### Task data
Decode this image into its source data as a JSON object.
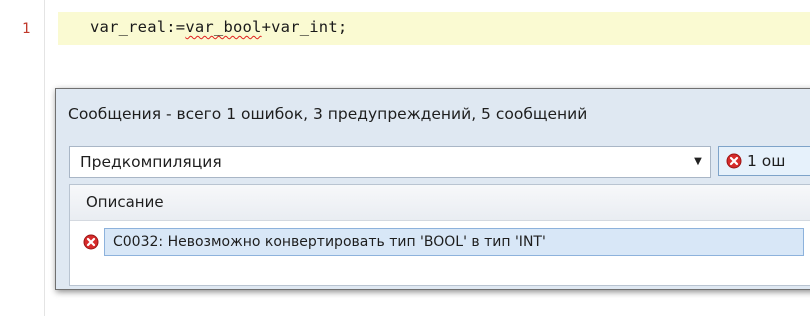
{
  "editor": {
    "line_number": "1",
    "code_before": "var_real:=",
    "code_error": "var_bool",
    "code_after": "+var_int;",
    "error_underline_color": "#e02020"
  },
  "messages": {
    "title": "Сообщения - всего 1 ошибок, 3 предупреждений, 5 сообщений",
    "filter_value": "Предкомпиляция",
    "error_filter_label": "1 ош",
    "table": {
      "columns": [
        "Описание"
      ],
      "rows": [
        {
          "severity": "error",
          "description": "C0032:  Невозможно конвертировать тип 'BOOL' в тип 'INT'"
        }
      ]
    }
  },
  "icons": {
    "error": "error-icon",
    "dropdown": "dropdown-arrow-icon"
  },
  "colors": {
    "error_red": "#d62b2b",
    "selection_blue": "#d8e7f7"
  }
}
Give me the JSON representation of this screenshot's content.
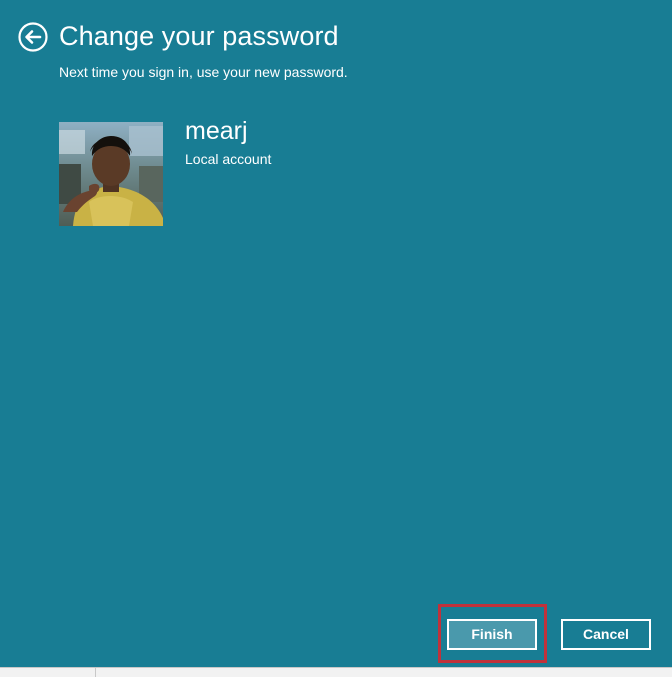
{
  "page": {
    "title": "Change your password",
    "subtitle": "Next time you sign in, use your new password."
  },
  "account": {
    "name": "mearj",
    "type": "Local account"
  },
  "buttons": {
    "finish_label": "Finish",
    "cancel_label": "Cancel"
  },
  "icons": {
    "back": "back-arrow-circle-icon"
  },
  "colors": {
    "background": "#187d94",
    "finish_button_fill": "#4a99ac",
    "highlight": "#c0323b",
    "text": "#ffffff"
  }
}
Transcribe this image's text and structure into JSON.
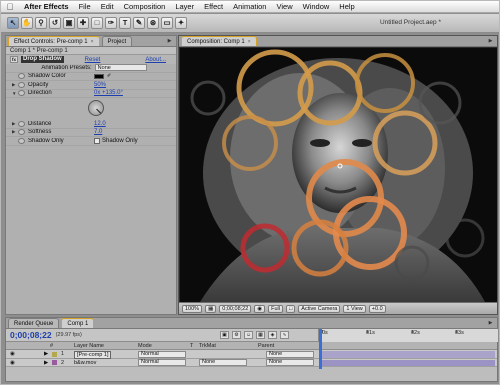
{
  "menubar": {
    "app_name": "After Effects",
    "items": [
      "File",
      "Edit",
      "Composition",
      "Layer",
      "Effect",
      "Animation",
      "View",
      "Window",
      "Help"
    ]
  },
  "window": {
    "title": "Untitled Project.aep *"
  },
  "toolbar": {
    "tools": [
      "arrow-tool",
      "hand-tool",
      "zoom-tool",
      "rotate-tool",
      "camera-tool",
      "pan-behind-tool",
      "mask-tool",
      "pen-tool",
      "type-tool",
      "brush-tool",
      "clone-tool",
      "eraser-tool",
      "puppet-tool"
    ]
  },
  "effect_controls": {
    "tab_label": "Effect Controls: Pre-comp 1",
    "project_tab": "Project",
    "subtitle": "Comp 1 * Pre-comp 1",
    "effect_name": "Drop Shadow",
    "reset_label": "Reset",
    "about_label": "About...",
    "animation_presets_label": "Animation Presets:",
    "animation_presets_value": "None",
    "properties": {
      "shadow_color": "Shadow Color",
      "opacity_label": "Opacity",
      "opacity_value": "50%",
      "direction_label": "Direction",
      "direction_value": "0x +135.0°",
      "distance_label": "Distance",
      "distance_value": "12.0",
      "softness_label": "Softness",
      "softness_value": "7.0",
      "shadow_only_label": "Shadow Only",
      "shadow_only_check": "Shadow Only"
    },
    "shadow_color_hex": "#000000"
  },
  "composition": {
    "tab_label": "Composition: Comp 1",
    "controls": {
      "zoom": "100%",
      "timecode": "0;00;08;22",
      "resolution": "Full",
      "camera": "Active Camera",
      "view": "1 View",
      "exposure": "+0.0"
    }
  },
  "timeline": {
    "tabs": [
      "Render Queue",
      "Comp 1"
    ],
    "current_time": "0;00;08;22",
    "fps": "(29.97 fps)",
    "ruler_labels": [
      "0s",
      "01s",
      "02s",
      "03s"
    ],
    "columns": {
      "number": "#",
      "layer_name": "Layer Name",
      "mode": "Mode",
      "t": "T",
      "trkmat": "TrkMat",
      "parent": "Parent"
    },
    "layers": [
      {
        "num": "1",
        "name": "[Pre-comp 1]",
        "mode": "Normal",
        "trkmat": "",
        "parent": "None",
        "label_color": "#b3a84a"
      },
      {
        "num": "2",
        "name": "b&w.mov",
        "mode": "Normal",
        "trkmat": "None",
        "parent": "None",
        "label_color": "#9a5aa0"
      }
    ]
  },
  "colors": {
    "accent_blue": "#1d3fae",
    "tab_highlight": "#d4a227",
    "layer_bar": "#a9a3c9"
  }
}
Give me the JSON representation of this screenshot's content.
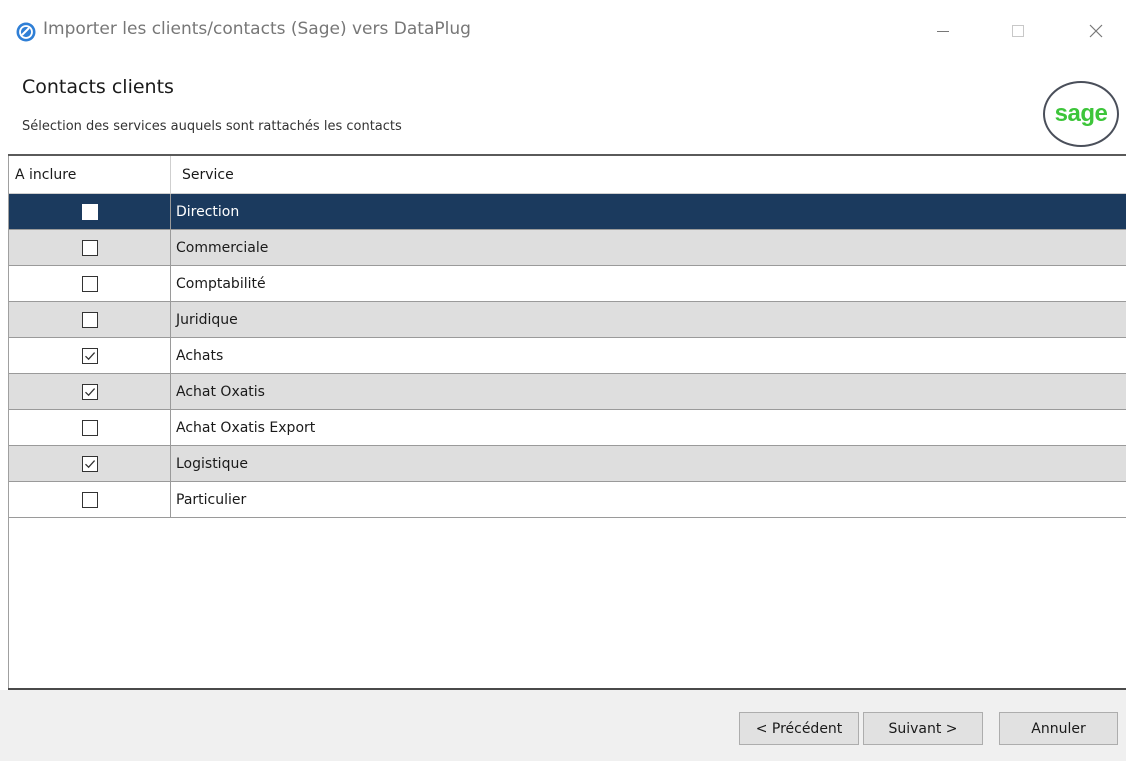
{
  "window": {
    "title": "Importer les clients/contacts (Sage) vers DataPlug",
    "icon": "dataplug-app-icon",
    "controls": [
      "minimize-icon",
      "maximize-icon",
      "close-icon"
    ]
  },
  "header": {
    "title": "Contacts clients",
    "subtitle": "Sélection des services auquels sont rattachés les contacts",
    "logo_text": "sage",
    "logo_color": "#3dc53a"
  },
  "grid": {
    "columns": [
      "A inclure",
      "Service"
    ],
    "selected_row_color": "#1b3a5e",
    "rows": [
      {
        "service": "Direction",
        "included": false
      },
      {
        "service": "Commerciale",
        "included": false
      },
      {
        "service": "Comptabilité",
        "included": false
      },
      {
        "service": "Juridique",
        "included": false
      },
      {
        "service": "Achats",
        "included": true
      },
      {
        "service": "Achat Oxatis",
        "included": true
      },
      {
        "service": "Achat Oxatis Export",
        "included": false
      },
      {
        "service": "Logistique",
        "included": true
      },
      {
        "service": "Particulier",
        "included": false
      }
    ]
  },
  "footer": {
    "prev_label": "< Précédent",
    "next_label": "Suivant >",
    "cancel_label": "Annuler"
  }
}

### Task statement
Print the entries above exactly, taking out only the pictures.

### Result
Decode this image into its source data as a JSON object.
{
  "editor": {
    "line_number": "1",
    "code_before": "var_real:=",
    "code_error": "var_bool",
    "code_after": "+var_int;",
    "error_underline_color": "#e02020"
  },
  "messages": {
    "title": "Сообщения - всего 1 ошибок, 3 предупреждений, 5 сообщений",
    "filter_value": "Предкомпиляция",
    "error_filter_label": "1 ош",
    "table": {
      "columns": [
        "Описание"
      ],
      "rows": [
        {
          "severity": "error",
          "description": "C0032:  Невозможно конвертировать тип 'BOOL' в тип 'INT'"
        }
      ]
    }
  },
  "icons": {
    "error": "error-icon",
    "dropdown": "dropdown-arrow-icon"
  },
  "colors": {
    "error_red": "#d62b2b",
    "selection_blue": "#d8e7f7"
  }
}
Give me the JSON representation of this screenshot's content.
{
  "page": {
    "title": "Change your password",
    "subtitle": "Next time you sign in, use your new password."
  },
  "account": {
    "name": "mearj",
    "type": "Local account"
  },
  "buttons": {
    "finish_label": "Finish",
    "cancel_label": "Cancel"
  },
  "icons": {
    "back": "back-arrow-circle-icon"
  },
  "colors": {
    "background": "#187d94",
    "finish_button_fill": "#4a99ac",
    "highlight": "#c0323b",
    "text": "#ffffff"
  }
}
Transcribe this image's text and structure into JSON.
{
  "menubar": {
    "app_name": "After Effects",
    "items": [
      "File",
      "Edit",
      "Composition",
      "Layer",
      "Effect",
      "Animation",
      "View",
      "Window",
      "Help"
    ]
  },
  "window": {
    "title": "Untitled Project.aep *"
  },
  "toolbar": {
    "tools": [
      "arrow-tool",
      "hand-tool",
      "zoom-tool",
      "rotate-tool",
      "camera-tool",
      "pan-behind-tool",
      "mask-tool",
      "pen-tool",
      "type-tool",
      "brush-tool",
      "clone-tool",
      "eraser-tool",
      "puppet-tool"
    ]
  },
  "effect_controls": {
    "tab_label": "Effect Controls: Pre-comp 1",
    "project_tab": "Project",
    "subtitle": "Comp 1 * Pre-comp 1",
    "effect_name": "Drop Shadow",
    "reset_label": "Reset",
    "about_label": "About...",
    "animation_presets_label": "Animation Presets:",
    "animation_presets_value": "None",
    "properties": {
      "shadow_color": "Shadow Color",
      "opacity_label": "Opacity",
      "opacity_value": "50%",
      "direction_label": "Direction",
      "direction_value": "0x +135.0°",
      "distance_label": "Distance",
      "distance_value": "12.0",
      "softness_label": "Softness",
      "softness_value": "7.0",
      "shadow_only_label": "Shadow Only",
      "shadow_only_check": "Shadow Only"
    },
    "shadow_color_hex": "#000000"
  },
  "composition": {
    "tab_label": "Composition: Comp 1",
    "controls": {
      "zoom": "100%",
      "timecode": "0;00;08;22",
      "resolution": "Full",
      "camera": "Active Camera",
      "view": "1 View",
      "exposure": "+0.0"
    }
  },
  "timeline": {
    "tabs": [
      "Render Queue",
      "Comp 1"
    ],
    "current_time": "0;00;08;22",
    "fps": "(29.97 fps)",
    "ruler_labels": [
      "0s",
      "01s",
      "02s",
      "03s"
    ],
    "columns": {
      "number": "#",
      "layer_name": "Layer Name",
      "mode": "Mode",
      "t": "T",
      "trkmat": "TrkMat",
      "parent": "Parent"
    },
    "layers": [
      {
        "num": "1",
        "name": "[Pre-comp 1]",
        "mode": "Normal",
        "trkmat": "",
        "parent": "None",
        "label_color": "#b3a84a"
      },
      {
        "num": "2",
        "name": "b&w.mov",
        "mode": "Normal",
        "trkmat": "None",
        "parent": "None",
        "label_color": "#9a5aa0"
      }
    ]
  },
  "colors": {
    "accent_blue": "#1d3fae",
    "tab_highlight": "#d4a227",
    "layer_bar": "#a9a3c9"
  }
}
Give me the JSON representation of this screenshot's content.
{
  "window": {
    "title": "Importer les clients/contacts (Sage) vers DataPlug",
    "icon": "dataplug-app-icon",
    "controls": [
      "minimize-icon",
      "maximize-icon",
      "close-icon"
    ]
  },
  "header": {
    "title": "Contacts clients",
    "subtitle": "Sélection des services auquels sont rattachés les contacts",
    "logo_text": "sage",
    "logo_color": "#3dc53a"
  },
  "grid": {
    "columns": [
      "A inclure",
      "Service"
    ],
    "selected_row_color": "#1b3a5e",
    "rows": [
      {
        "service": "Direction",
        "included": false
      },
      {
        "service": "Commerciale",
        "included": false
      },
      {
        "service": "Comptabilité",
        "included": false
      },
      {
        "service": "Juridique",
        "included": false
      },
      {
        "service": "Achats",
        "included": true
      },
      {
        "service": "Achat Oxatis",
        "included": true
      },
      {
        "service": "Achat Oxatis Export",
        "included": false
      },
      {
        "service": "Logistique",
        "included": true
      },
      {
        "service": "Particulier",
        "included": false
      }
    ]
  },
  "footer": {
    "prev_label": "< Précédent",
    "next_label": "Suivant >",
    "cancel_label": "Annuler"
  }
}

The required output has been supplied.